Listed records Start Marker

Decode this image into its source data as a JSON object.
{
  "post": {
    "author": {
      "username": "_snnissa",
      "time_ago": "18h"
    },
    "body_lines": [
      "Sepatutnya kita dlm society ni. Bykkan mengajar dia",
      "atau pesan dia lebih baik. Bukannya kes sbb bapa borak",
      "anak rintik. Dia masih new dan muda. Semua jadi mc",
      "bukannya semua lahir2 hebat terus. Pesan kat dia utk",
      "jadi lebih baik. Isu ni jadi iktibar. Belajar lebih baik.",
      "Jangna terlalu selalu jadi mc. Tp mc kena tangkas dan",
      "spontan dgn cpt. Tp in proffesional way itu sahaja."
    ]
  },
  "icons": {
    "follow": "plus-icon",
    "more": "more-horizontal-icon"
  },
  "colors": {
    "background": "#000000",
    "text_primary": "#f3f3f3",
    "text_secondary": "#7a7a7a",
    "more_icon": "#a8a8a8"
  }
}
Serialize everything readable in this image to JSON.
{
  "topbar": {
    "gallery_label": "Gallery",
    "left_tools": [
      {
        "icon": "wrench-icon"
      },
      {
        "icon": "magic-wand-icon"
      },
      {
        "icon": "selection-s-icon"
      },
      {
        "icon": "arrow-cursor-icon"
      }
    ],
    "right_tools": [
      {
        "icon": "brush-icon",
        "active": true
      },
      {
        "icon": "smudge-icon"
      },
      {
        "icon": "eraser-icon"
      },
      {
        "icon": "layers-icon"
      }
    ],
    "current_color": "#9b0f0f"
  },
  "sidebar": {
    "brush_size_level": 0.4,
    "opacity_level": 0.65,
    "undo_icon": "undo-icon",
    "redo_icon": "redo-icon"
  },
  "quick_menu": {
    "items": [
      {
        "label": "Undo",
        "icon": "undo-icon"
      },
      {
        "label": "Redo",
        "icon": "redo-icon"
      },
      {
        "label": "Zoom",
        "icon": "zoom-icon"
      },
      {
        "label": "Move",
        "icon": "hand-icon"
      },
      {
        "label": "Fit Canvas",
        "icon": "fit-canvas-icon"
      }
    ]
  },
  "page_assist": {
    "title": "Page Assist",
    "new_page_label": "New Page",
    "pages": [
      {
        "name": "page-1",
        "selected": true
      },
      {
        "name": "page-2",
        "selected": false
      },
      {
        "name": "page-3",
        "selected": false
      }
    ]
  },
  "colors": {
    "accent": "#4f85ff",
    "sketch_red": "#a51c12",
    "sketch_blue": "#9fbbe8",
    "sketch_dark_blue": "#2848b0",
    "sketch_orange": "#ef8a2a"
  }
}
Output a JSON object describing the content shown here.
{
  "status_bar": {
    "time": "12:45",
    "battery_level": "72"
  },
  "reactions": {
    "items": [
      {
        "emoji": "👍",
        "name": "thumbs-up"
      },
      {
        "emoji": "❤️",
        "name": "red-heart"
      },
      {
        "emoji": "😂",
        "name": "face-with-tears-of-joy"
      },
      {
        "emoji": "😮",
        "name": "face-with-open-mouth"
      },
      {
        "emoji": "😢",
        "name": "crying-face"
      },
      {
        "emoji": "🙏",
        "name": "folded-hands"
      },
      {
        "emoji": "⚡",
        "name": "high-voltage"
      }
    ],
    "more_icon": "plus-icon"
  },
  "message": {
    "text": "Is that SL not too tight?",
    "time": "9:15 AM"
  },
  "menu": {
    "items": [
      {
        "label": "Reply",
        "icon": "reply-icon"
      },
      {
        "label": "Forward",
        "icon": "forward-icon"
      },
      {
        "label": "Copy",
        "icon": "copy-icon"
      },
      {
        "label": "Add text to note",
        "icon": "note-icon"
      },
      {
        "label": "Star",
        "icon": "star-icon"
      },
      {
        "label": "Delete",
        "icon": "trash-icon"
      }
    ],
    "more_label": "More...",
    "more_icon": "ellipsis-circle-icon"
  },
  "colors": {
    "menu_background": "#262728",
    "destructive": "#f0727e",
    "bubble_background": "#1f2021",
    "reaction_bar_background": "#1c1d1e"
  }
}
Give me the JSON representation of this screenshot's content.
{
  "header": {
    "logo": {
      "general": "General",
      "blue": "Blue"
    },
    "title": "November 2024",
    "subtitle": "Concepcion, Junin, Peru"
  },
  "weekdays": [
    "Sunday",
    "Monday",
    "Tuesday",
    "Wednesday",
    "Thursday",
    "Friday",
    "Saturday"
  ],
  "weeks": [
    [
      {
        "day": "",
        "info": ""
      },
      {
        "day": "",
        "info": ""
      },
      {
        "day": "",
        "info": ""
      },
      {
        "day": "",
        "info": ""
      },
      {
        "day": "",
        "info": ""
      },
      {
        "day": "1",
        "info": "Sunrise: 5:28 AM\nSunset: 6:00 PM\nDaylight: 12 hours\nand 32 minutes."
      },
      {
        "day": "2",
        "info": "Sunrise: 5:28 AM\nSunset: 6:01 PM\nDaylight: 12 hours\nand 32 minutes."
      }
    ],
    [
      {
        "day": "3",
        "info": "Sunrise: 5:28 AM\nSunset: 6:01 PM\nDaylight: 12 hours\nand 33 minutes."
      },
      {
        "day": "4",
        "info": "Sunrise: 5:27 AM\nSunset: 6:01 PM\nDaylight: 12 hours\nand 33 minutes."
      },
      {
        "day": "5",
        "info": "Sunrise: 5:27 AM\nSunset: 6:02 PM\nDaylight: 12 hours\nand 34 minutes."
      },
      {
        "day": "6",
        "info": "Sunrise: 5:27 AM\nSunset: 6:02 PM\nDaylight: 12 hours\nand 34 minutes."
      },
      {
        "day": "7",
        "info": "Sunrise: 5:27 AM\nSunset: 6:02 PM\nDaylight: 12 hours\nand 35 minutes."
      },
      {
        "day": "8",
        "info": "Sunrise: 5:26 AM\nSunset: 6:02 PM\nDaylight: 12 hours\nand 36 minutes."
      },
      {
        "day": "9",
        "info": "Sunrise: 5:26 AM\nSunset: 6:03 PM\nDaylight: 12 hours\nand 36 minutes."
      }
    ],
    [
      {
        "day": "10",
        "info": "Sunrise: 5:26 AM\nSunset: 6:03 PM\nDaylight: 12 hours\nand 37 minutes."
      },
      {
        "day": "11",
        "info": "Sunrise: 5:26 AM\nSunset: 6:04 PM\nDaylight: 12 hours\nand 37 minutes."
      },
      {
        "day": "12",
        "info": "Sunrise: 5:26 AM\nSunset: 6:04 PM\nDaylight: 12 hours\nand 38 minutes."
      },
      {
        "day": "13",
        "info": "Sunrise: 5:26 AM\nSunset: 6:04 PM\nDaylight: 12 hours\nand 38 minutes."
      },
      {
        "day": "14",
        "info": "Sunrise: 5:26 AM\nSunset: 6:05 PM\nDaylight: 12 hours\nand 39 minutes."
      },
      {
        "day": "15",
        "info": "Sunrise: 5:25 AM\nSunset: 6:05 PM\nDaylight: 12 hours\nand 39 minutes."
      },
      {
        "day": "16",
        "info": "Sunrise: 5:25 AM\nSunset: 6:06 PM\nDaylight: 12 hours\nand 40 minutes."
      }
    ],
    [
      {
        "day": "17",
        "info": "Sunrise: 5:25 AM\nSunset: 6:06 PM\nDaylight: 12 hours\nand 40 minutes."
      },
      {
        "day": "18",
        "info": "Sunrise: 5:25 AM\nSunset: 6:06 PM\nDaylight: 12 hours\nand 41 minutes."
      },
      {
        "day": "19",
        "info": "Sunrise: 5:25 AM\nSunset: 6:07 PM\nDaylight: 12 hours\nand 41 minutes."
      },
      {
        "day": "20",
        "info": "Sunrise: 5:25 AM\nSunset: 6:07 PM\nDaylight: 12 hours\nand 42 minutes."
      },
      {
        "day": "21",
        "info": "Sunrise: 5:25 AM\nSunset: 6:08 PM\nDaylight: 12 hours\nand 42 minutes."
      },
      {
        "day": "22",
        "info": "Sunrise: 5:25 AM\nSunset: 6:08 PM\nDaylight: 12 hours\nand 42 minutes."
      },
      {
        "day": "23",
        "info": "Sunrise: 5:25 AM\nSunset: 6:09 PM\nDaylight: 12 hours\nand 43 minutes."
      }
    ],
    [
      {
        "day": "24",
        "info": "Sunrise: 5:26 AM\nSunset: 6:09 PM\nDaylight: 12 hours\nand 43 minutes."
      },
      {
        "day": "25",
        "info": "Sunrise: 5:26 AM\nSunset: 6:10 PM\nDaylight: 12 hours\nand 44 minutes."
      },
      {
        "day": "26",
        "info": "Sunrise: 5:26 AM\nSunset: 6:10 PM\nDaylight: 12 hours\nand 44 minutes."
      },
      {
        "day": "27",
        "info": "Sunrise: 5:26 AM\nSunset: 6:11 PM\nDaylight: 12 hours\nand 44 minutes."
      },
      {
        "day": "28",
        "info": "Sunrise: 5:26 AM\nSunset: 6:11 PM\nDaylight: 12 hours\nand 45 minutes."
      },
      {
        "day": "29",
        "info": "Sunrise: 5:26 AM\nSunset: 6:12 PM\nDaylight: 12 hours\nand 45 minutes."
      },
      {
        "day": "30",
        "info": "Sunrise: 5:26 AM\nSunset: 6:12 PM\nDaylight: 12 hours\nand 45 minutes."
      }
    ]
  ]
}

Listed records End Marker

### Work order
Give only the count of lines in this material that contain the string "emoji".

### Solution to the exercise
7